        Current traditional proteomics techniques can be insufficient for many researcher’s needs in regards to: sensitivity (e.g., difficulties in detecting unknown, low abundant proteins), reproducibility (e.g., lack of robust, consistent methods for protein fractionation and 2D-PAGE), throughput (lack of automation systems and methods).
        To help address these critical needs in Proteomics, Tecan has developed an automated modular platform. The complete platform consists of: a Cell Maintenance System (automation of cell culture procedures to insure cell preparation and treatment), a Free Flow Electrophoresis System (a novel semi-preparative, charged based, liquid separation technology for fractionation of cells, cell organelles and complex protein mixtures), a 2D-PAGE System (a fully automated system from IEF, Gel casting, SDS- PAGE, and Staining), and a Protein Processing System (consisting of a spot picking device followed by an in gel digestion and an interface to mass spectrometry). The instrumentations can be integrated in various combinations (e.g., Free Flow Electrophoresis combined directly with LC- MS) and allows researchers to construct a customized platform for different proteomics applications. The current study presents protein fraction- ation and identification data generated with the automated platform with samples from human serum, yeast and liver.

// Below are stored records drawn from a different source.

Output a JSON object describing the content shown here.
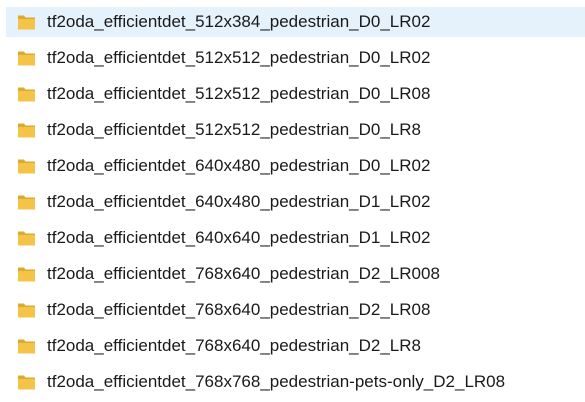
{
  "file_list": {
    "icon": "folder-icon",
    "folder_color": "#f4c449",
    "selected_row_color": "#e5f1fb",
    "items": [
      {
        "name": "tf2oda_efficientdet_512x384_pedestrian_D0_LR02",
        "selected": true
      },
      {
        "name": "tf2oda_efficientdet_512x512_pedestrian_D0_LR02",
        "selected": false
      },
      {
        "name": "tf2oda_efficientdet_512x512_pedestrian_D0_LR08",
        "selected": false
      },
      {
        "name": "tf2oda_efficientdet_512x512_pedestrian_D0_LR8",
        "selected": false
      },
      {
        "name": "tf2oda_efficientdet_640x480_pedestrian_D0_LR02",
        "selected": false
      },
      {
        "name": "tf2oda_efficientdet_640x480_pedestrian_D1_LR02",
        "selected": false
      },
      {
        "name": "tf2oda_efficientdet_640x640_pedestrian_D1_LR02",
        "selected": false
      },
      {
        "name": "tf2oda_efficientdet_768x640_pedestrian_D2_LR008",
        "selected": false
      },
      {
        "name": "tf2oda_efficientdet_768x640_pedestrian_D2_LR08",
        "selected": false
      },
      {
        "name": "tf2oda_efficientdet_768x640_pedestrian_D2_LR8",
        "selected": false
      },
      {
        "name": "tf2oda_efficientdet_768x768_pedestrian-pets-only_D2_LR08",
        "selected": false
      }
    ]
  }
}
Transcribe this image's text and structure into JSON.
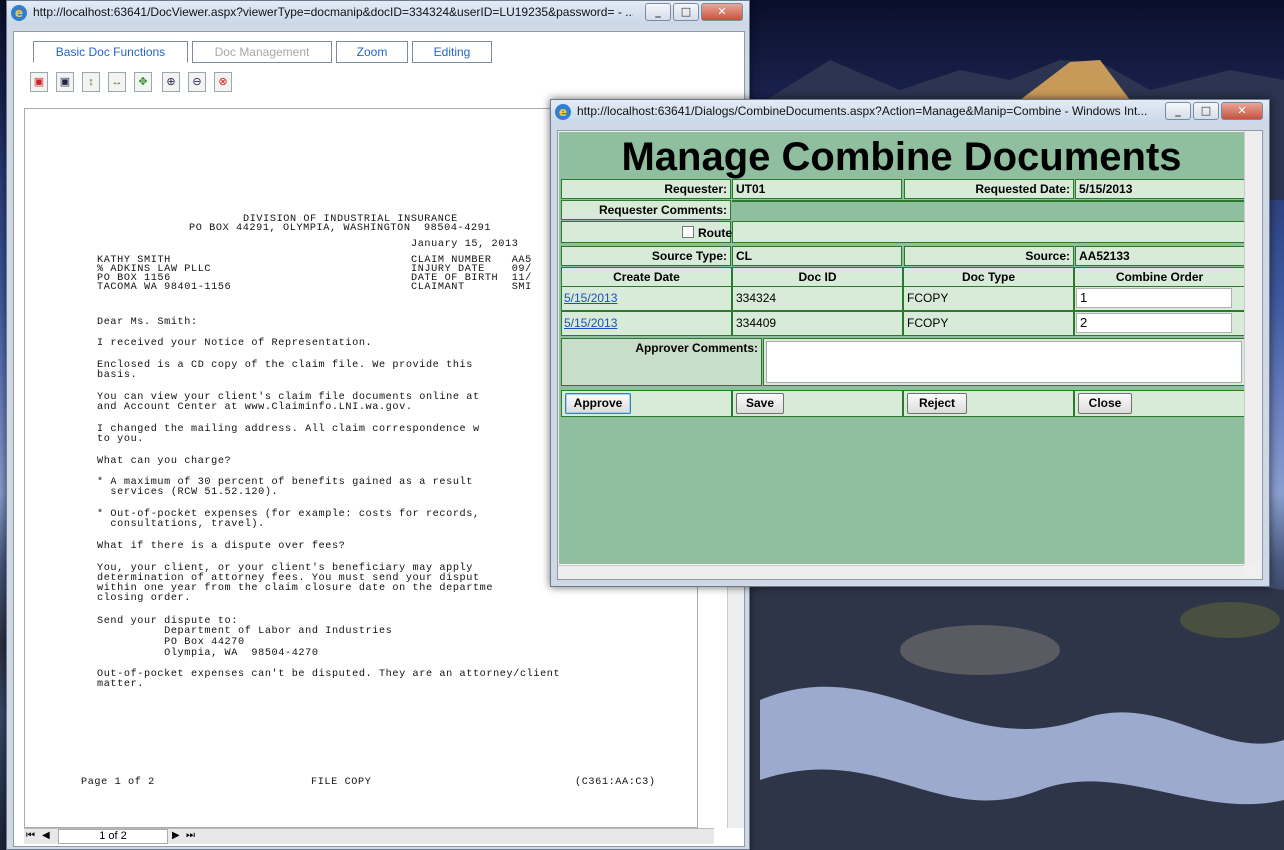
{
  "colors": {
    "panel_bg": "#8fbf9f",
    "cell_bg": "#d8ead8",
    "cell_border": "#2a7a2a",
    "link": "#1a4fc4",
    "tab_text": "#2266cc"
  },
  "viewer": {
    "url": "http://localhost:63641/DocViewer.aspx?viewerType=docmanip&docID=334324&userID=LU19235&password= - ...",
    "tabs": [
      "Basic Doc Functions",
      "Doc Management",
      "Zoom",
      "Editing"
    ],
    "toolbar_icons": [
      "fit-page-icon",
      "fit-width-icon",
      "move-vertical-icon",
      "move-horizontal-icon",
      "pan-icon",
      "zoom-in-icon",
      "zoom-out-icon",
      "zoom-reset-icon"
    ],
    "page_indicator": "1 of 2",
    "document": {
      "lines": [
        "DIVISION OF INDUSTRIAL INSURANCE",
        "PO BOX 44291, OLYMPIA, WASHINGTON  98504-4291",
        "January 15, 2013",
        "KATHY SMITH",
        "% ADKINS LAW PLLC",
        "PO BOX 1156",
        "TACOMA WA 98401-1156",
        "CLAIM NUMBER   AA5",
        "INJURY DATE    09/",
        "DATE OF BIRTH  11/",
        "CLAIMANT       SMI",
        "Dear Ms. Smith:",
        "I received your Notice of Representation.",
        "Enclosed is a CD copy of the claim file. We provide this",
        "basis.",
        "You can view your client's claim file documents online at",
        "and Account Center at www.Claiminfo.LNI.wa.gov.",
        "I changed the mailing address. All claim correspondence w",
        "to you.",
        "What can you charge?",
        "* A maximum of 30 percent of benefits gained as a result",
        "  services (RCW 51.52.120).",
        "* Out-of-pocket expenses (for example: costs for records,",
        "  consultations, travel).",
        "What if there is a dispute over fees?",
        "You, your client, or your client's beneficiary may apply",
        "determination of attorney fees. You must send your disput",
        "within one year from the claim closure date on the departme",
        "closing order.",
        "Send your dispute to:",
        "          Department of Labor and Industries",
        "          PO Box 44270",
        "          Olympia, WA  98504-4270",
        "Out-of-pocket expenses can't be disputed. They are an attorney/client",
        "matter."
      ],
      "footer_left": "Page 1 of 2",
      "footer_mid": "FILE COPY",
      "footer_right": "(C361:AA:C3)"
    }
  },
  "dialog": {
    "url": "http://localhost:63641/Dialogs/CombineDocuments.aspx?Action=Manage&Manip=Combine - Windows Int...",
    "heading": "Manage Combine Documents",
    "requester_label": "Requester:",
    "requester_value": "UT01",
    "requested_date_label": "Requested Date:",
    "requested_date_value": "5/15/2013",
    "requester_comments_label": "Requester Comments:",
    "route_label": "Route",
    "source_type_label": "Source Type:",
    "source_type_value": "CL",
    "source_label": "Source:",
    "source_value": "AA52133",
    "columns": [
      "Create Date",
      "Doc ID",
      "Doc Type",
      "Combine Order"
    ],
    "rows": [
      {
        "date": "5/15/2013",
        "doc_id": "334324",
        "doc_type": "FCOPY",
        "order": "1"
      },
      {
        "date": "5/15/2013",
        "doc_id": "334409",
        "doc_type": "FCOPY",
        "order": "2"
      }
    ],
    "approver_comments_label": "Approver Comments:",
    "buttons": {
      "approve": "Approve",
      "save": "Save",
      "reject": "Reject",
      "close": "Close"
    }
  }
}
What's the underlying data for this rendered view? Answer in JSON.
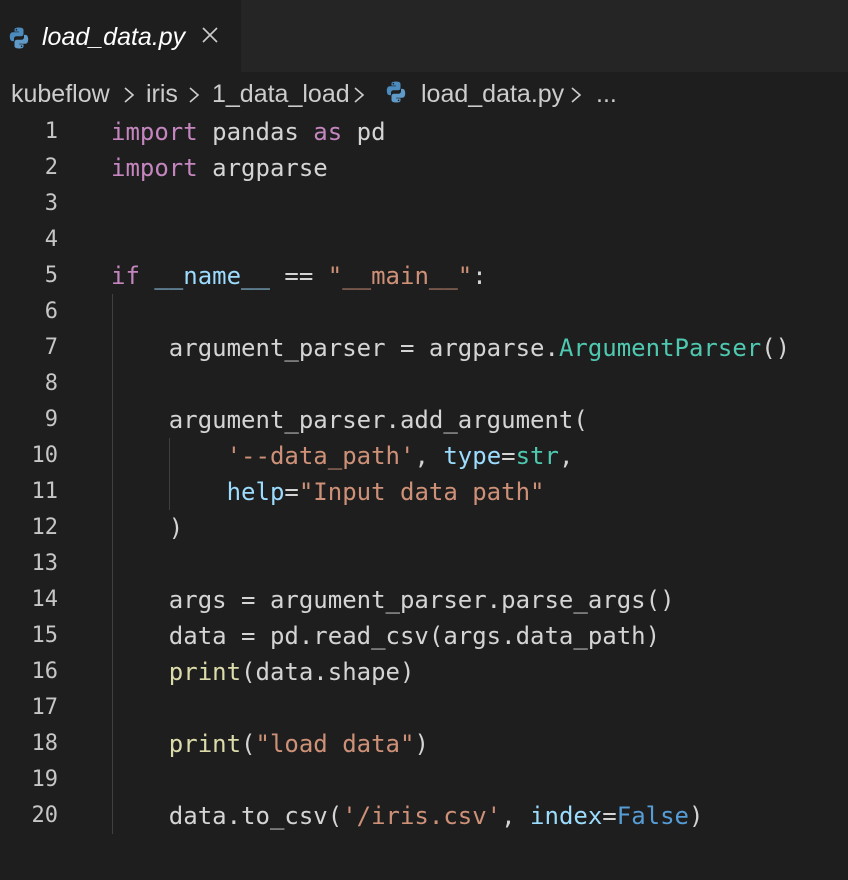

        In the current study, special emphasis will be placed on the use of the combination of Free Flow Electrophoresis with classical 2D-PAGE. This technology is capable of overcoming one of the biggest challenges for proteome research: the reduction of the complexity of the protein samples by powerful early fractionation.